This scenario played out time and time again: A service member receives orders to be deployed overseas. They arrange for a family member or a friend to care for their pet while they are gone. But at the last minute, the family member or friend changes their mind for whatever reason and the service member has no other choice but the unthinkable — to relinquish a beloved companion to a shelter, where it will either be adopted or destroyed. In either event, the service member never sees it again.
Fortunately for everyone involved, there are now agencies that connect soon-to-be deployed service members with volunteers who will foster the orphaned pets until the service members return home.
One such agency is People, Animals, Companions, Together, or PACT for Animals, founded by Buzz Miller.
Buzz had a long, successful career as a real estate attorney, but as he neared retirement, he felt he had a much stronger calling. He always had a love for animals — even rescuing them from as far back as the 1970s — and was appalled at what was happening to these pets.
He was alerted to the problem around 2010 when colleagues who worked at shelters told him about young service members who were “crying their eyes out,” as Buzz puts it, when they had no choice but to surrender their pets.
Buzz founded the nonprofit in 2011 with the express purpose of solving this problem. The charity takes an active role in connecting service members with volunteers who will foster their pets until they return, with no cost to either party.
Each foster goes through a vetting process. In the beginning, employees would make trips to the potential fosters’ houses, to ensure the circumstances were conducive to a safe, extended stay for the animals.
Being based in a Philadelphia suburb, they could travel as far as New Jersey and Delaware. However, the charity is now nationwide, with fosters in 49 states, so in-person inspections have been replaced by video conferences.
About 75% of the animals for which PACT finds sitters are dogs and about 25% are cats. Potential fosters are clearly informed that no matter how attached they get to their temporary pets, they must give them back when the service member returns. So far all 1100 of them have.
Volunteers are required to submit videos or photos of the pets they’re fostering once a month, which gives the service members — who are often tens of thousands miles away — some peace of mind.
In addition to vetting the fosters, the service members have to jump through a few hoops as well.
“We’re very anal in accepting animals,” said Buzz.
Service members have to fill out an eight-page application, which includes questions about the animal’s history of aggression. PACT will not accept aggressive animals.
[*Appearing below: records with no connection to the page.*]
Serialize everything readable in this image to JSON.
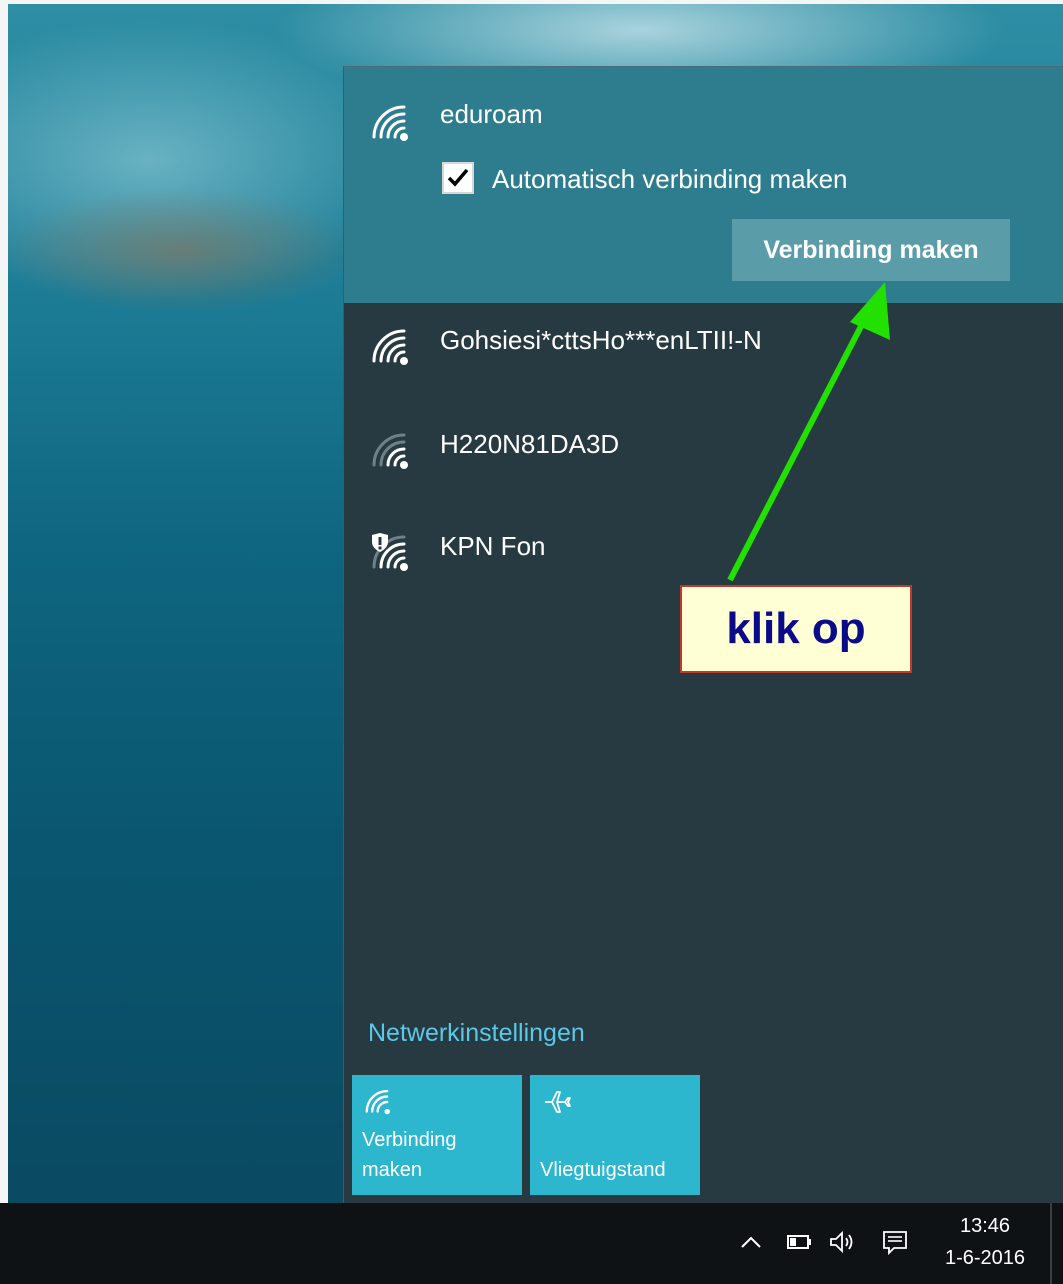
{
  "selected_network": {
    "name": "eduroam",
    "auto_connect_label": "Automatisch verbinding maken",
    "auto_connect_checked": true,
    "connect_button": "Verbinding maken"
  },
  "networks": [
    {
      "name": "Gohsiesi*cttsHo***enLTII!-N",
      "icon": "wifi-signal-icon"
    },
    {
      "name": "H220N81DA3D",
      "icon": "wifi-signal-weak-icon"
    },
    {
      "name": "KPN Fon",
      "icon": "wifi-shield-icon"
    }
  ],
  "network_settings_link": "Netwerkinstellingen",
  "quick_tiles": [
    {
      "label": "Verbinding maken",
      "label_line1": "Verbinding",
      "label_line2": "maken",
      "icon": "wifi-icon"
    },
    {
      "label": "Vliegtuigstand",
      "icon": "airplane-icon"
    }
  ],
  "taskbar": {
    "time": "13:46",
    "date": "1-6-2016",
    "tray_icons": [
      "chevron-up-icon",
      "battery-icon",
      "volume-icon",
      "notification-icon"
    ]
  },
  "annotation": {
    "callout_text": "klik op",
    "callout_border": "#c0392b",
    "arrow_color": "#22e000"
  },
  "colors": {
    "flyout_bg": "#273a42",
    "selected_bg": "#2e7d8e",
    "link": "#5ac8e6",
    "tile_bg": "#2db7cf"
  }
}
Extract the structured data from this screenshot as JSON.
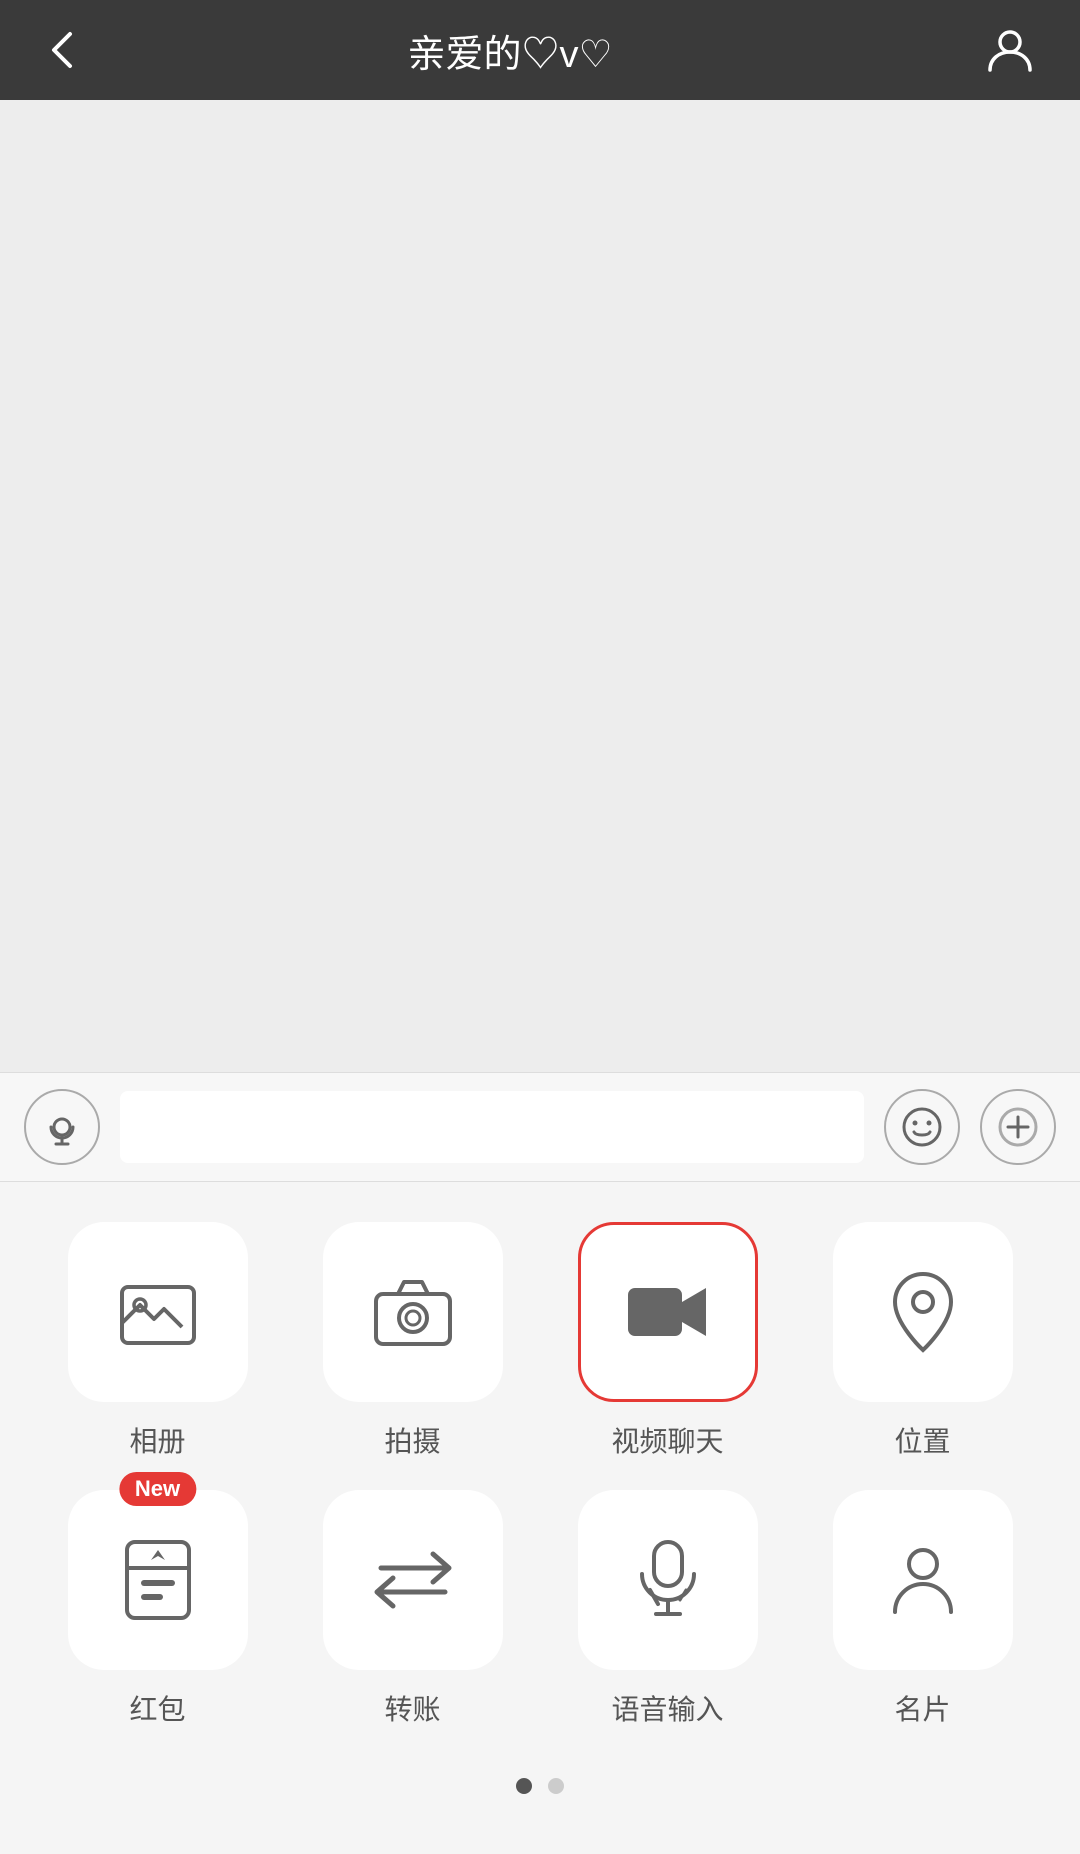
{
  "header": {
    "back_label": "←",
    "title": "亲爱的♡v♡",
    "avatar_label": ""
  },
  "input_bar": {
    "audio_label": "audio",
    "emoji_label": "😊",
    "plus_label": "+"
  },
  "panel": {
    "items_row1": [
      {
        "id": "album",
        "label": "相册",
        "selected": false,
        "new": false
      },
      {
        "id": "camera",
        "label": "拍摄",
        "selected": false,
        "new": false
      },
      {
        "id": "video-chat",
        "label": "视频聊天",
        "selected": true,
        "new": false
      },
      {
        "id": "location",
        "label": "位置",
        "selected": false,
        "new": false
      }
    ],
    "items_row2": [
      {
        "id": "red-packet",
        "label": "红包",
        "selected": false,
        "new": true
      },
      {
        "id": "transfer",
        "label": "转账",
        "selected": false,
        "new": false
      },
      {
        "id": "voice-input",
        "label": "语音输入",
        "selected": false,
        "new": false
      },
      {
        "id": "business-card",
        "label": "名片",
        "selected": false,
        "new": false
      }
    ],
    "new_badge_text": "New"
  },
  "pagination": {
    "dots": [
      true,
      false
    ]
  }
}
For the past two years, PACT has found foster homes for about 250 animals each year. This year the number was looking close to 325, but with COVID-19 disrupting just about everybody’s life, the number has dropped.
Another agency is Dogs on Deployment, founded by the husband-and-wife team, Sean and Alisa Johnson. The couple found themselves in a predicament when he was going to be deployed to the Middle East for six months in the Navy, and she was headed for boot camp with the Marines, so neither could care for their Australian shepherd, JD.
One possibility was to board JD at a kennel, but that didn’t sit well with Alisa, knowing he’d be miserable. Only one dog sitter wanted the job, at $1,000 per month. So neither was ever an option.
At the last minute, Sean’s mother had a cousin who volunteered to take JD in, so crisis averted.
When a similar situation happened to Sean’s former roommate who received orders to go to Japan on an unaccompanied tour and was forced to re-home his dog of six years, Sean and Alisa knew it was time to start a nonprofit agency to help others when this happened to them.
Unlike PACT, Dogs on Deployment doesn’t actively participate in connecting service members with foster families but provides an online network where pet owners can search for volunteers on their own. However, it does have potential fosters fill out a questionnaire to help ensure a good match.
Dogs on Deployment also bestows grant money through its Pet Chit Program, providing cash for service members and military families with a pet emergency. It’s provided over $750,000 so far.
On the rare occasion that a service member is deployed but allowed to bring his pet with him, almost always he’s responsible for that transportation cost, which can run in the thousands of dollars. The Pet Chit Program can cover that cost as well.
For Buzz and the Johnsons, their charities are clearly a labor of love. As the 79-year-old Buzz puts it, “It’s a mission for me. And when I die, whether it’s tomorrow or 100 years from now, I know I did something good in the world.”
Indeed he has.